The boat bumped at last against the island's only dock. Perseus alighted at once, making his way through the familiar smells of rotting seaweed, and drying fish, towards the village wedged in the little that existed between mountain and sea.

I'm finally here, he thought, excitement and trepidation churning in his stomach, his eyes eating up the village so like his own, but different in one very important way: this village was the gateway to Medusa's lair.

At the base of the cliffs, at the edge of the string of houses, he spotted a taverna. His approached was closely watched by two older men sitting at a table out the front, playing knuckles bones in the sun as they sipped their wine. The building was built straight onto the cliff, with rough rock walls facing the sea, blocking out the strong sunlight. It was the only one, leanly profiting from the isolation of its meager clientele, and they clung to its services like the village itself clung to the base of the sea-besieged mountain isle. Inside it was dark, and pulling off his plebeian cap, Perseus paused for a moment to get used to the dimness after the hours of ocean sun. The other customers studied him quietly, appearing out of the shadows as his eyes adjusted, til finally he could discern the barman and approached him, requesting aught to quench his thirst, and news of Medusa.

"Medusa." The barman spat at her name. "She's a vile witch. She'll steal your soul and turn you to stone. Many's gone to take her and none returned. What you want with her?"

"Her head," Perseus replied steadily, pride refusing to let his fear show.

"Brave lad," the barman said, raising his eyebrows, "Many's a hero gone to collect her head and none returned. Good luck to you."

"Nay, don't seek her out," an older woman warned, rising from her table, and Perseus tried not to shrink away from the force of her gaze, "Keep away."

"I'll not be turned from my quest" he replied quietly, but not quite managing to meet her eyes, and turning to the others, "What can you tell me of her?"

"She is monstrous."

"Everything she sees she turns to stone."

A drunk sniggered, and the barman's wife took away his cup.

"If you want her so badly, lad, head for the marble peak," the barman said, refilling Perseus's cup, "She is said to be found in a valley thereabouts."

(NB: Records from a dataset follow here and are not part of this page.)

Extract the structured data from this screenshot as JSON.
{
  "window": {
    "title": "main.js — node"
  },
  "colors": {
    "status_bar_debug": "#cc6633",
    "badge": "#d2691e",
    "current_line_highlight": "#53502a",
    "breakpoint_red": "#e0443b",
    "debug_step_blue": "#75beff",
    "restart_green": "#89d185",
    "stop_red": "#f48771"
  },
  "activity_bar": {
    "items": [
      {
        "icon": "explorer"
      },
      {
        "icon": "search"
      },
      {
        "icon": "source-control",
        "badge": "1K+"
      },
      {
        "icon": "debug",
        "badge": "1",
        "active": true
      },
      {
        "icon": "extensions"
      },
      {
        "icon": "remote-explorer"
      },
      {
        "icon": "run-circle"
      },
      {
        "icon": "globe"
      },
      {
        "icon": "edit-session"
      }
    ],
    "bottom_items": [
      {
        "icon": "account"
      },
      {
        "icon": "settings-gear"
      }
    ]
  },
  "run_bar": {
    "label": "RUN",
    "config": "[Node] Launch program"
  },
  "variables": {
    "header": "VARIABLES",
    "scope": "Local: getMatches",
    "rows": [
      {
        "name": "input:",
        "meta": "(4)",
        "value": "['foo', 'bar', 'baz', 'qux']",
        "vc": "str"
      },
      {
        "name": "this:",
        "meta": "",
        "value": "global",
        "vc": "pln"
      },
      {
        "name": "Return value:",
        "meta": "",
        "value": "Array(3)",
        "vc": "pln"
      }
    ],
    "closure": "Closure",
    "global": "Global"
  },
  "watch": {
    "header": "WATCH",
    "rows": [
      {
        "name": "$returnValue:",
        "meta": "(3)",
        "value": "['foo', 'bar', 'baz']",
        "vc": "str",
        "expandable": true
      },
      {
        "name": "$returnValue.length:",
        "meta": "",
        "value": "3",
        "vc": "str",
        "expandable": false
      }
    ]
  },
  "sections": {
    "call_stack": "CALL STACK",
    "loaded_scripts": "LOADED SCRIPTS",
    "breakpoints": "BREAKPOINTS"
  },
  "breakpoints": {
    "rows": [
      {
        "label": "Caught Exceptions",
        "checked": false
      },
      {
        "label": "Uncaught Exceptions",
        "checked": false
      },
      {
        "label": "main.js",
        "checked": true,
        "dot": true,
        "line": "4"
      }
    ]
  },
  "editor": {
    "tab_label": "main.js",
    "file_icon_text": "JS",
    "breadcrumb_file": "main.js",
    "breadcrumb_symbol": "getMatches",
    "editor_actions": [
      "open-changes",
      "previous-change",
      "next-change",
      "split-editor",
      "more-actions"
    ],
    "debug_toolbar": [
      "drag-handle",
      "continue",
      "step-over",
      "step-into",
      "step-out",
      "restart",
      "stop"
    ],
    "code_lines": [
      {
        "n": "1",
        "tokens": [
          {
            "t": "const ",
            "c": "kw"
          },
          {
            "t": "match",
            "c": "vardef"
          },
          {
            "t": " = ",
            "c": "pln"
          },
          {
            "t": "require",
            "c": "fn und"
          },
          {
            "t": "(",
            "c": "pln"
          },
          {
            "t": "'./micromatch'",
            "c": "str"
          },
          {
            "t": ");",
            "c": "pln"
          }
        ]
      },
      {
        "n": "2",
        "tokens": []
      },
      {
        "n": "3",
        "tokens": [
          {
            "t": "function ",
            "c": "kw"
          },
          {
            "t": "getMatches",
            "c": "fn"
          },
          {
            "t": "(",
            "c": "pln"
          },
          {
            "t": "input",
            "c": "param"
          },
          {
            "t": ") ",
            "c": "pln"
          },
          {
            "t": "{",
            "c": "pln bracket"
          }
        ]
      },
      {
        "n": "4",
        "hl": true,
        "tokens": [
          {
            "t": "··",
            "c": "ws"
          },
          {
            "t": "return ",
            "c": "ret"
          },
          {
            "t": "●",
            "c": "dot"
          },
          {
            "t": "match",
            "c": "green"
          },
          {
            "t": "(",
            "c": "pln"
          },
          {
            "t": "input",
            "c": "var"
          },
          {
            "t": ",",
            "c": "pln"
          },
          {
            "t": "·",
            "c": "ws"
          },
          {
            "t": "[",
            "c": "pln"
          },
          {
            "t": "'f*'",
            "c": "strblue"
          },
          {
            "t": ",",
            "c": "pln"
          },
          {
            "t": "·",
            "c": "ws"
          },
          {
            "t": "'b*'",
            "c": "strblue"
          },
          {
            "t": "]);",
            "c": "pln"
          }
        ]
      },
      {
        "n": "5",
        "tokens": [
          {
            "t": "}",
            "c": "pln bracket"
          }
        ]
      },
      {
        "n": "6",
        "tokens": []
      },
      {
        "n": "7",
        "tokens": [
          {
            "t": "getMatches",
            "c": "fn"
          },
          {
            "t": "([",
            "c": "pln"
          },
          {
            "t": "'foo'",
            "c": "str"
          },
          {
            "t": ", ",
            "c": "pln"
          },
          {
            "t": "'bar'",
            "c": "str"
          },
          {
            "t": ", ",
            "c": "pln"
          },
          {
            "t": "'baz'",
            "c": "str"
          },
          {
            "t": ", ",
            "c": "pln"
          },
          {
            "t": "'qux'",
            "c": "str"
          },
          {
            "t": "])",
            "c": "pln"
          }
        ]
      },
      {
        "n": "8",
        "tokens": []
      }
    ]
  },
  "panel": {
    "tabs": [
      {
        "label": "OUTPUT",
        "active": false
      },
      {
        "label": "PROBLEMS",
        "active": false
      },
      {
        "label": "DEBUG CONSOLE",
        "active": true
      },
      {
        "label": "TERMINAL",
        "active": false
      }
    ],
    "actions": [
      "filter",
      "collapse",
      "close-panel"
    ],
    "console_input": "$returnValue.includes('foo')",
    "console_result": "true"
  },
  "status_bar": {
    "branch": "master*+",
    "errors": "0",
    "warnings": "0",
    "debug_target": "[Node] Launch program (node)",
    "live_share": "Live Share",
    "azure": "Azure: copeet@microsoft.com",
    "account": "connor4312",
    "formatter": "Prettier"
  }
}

"And here," the barman's wife added, polishing her round bronze tray with a rag, and handing it to him with a sneering smile, "Boy's got no shield. You'll need something to protect yourself with!"

He took it, silent amongst their laughter, drained his cup and went to leave. But the older woman barred his path.

"Do not continue on your quest," she said, her voice low as if cursing him, "It will only bring ill."

"Leave him be, woman," the barman interrupted, "the boy wants to try his luck; let him. Are you selling your wares or not? Show me your herbs."

Perseus stepped around her and headed for the light. The drunk followed him out.

"I'll tell you, boy," he slurred , "I'll tell you a spell, a little rhyme, to help you out."

Perseus paused, listening.

"There once was a girl called Medusa," the drunk started, grinning, "The king of the seas did seduce her-"

"Get away from me, you wretch," Perseus muttered, turning away from him in disgust, caring not for his doggerel verse. But the drunk sang after him, louder and louder, laughing.

"Not jealous by half,

Athena did laugh

To what monstrousness her wrath had reduced her!"

Perseus refused to be swayed by their jeers or their warnings. In appearance, at least. Inside, his heart beat loud as he faced the final leg of his quest.